is that ricotta and honey? greek yogurt and marmalade? what magicalness is it?
Ricotta and honey and salt! This recipe is laughably easy and soooo good.
Speaking of marmalade, can I admit something kind of embarrassing? I’ve been vaguely craving orange marmalade since this winter but haven’t bought any because I want to make it myself. Orange season ended months ago!
A staffperson at Tumblr emailed me two days ago and asked if I wanted to spend some time as a guest editor for the #food tag. I said YES OF COURSE because hey, an opportunity to turn my internet-related work procrastination into something productive! It’s been fun and I’ve been reading a wider variety of Tumblrs than I normally do, which is great. You can see the full stream of editor-picked #food posts here, but here are some of my favorites:
Wait so ... do I have to hand-sex my squash blossoms if I want them to grow squashes?! (and if so how?!)
Yayy, vegetable sex is one of my favorite topics!
The reasons to pollinate squash blossoms by hand are if (1) you aren’t sure that bees are going to do the job for you because you live in a tiny apartment in Brooklyn or (2) you don’t want the bees cross-pollinating between different species of squash.

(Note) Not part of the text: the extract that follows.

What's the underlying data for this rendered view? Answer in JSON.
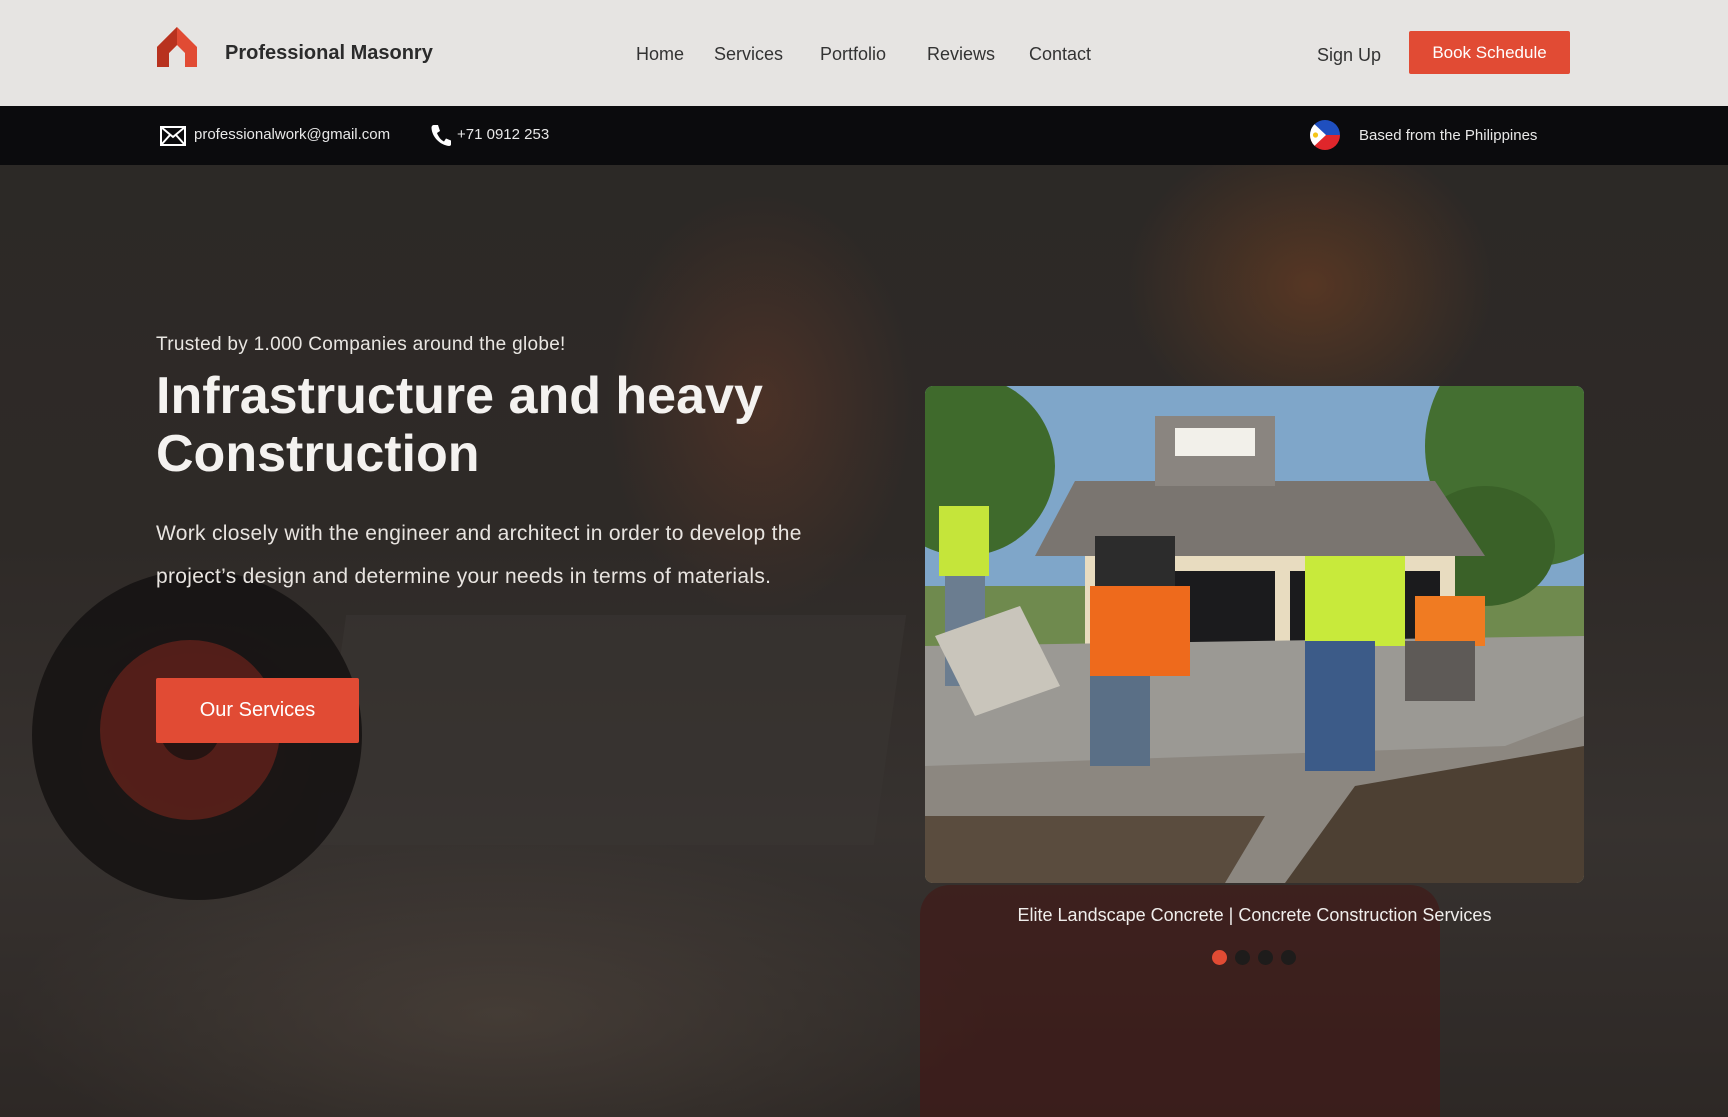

For the latter: summer squash are like dogs (!) and can sex between varieties in the same species (but not the same family — squash and cucumbers and melons are all cucurbits but they can’t have sex). While you probably (but not always) won’t be able to tell when, say, a Costata Romanesco swaps pollen with a Zephyr, if you save the seeds of the subsequent squash and plant them the next year it’s likely that the miscegenated second-generation squash will look funny or grow differently. This is relevant if you’re into seed-saving or if you don’t want to risk having weird-looking squash — at the farm where I worked, we hand-pollinated for both reasons (which involved brushing away the bees while hand-pollinating and tying the blossoms shut so they couldn’t get back in).
So! For the former: girl squash flowers have a 2-3 inch proto-squash connecting the flower to the rest of the plant, and boy squash flowers do not. The way to hand-pollinate is to cut away one of the boy flowers at the stem and gently rip away the yellow flower petals to expose the sticky inside stamen, then use that (it’s a flower penis!) to poke inside the girl flowers and rub pollen on the stigma. That does it, although if you’re worried about stray bees it’s totally fine to lightly tie the girl flowers closed with some kitchen twine. Now the tiny squash on the girl flower can start growing into a squash baby!
What makes this more complicated is that you have to pollinate the girls when their flowers are open, which only happens in the early morning (not that early, like 10 is fine). And to make it EVEN more complicated, you really have to catch a newly developed girl flower on its first open day. Otherwise its baby squash will wilt and shrivel along with the lady flower (of all the places to make jokes comparing squash sex and people sex, this one is probably the saddest).
To encourage flower production and growth, it’s best to cut away (and eat!) all the male squash flowers that you don’t use for pollination, leaving the knocked-up girl ones to grow squash.
(Finally, if you end up with too many squash, can I have one?)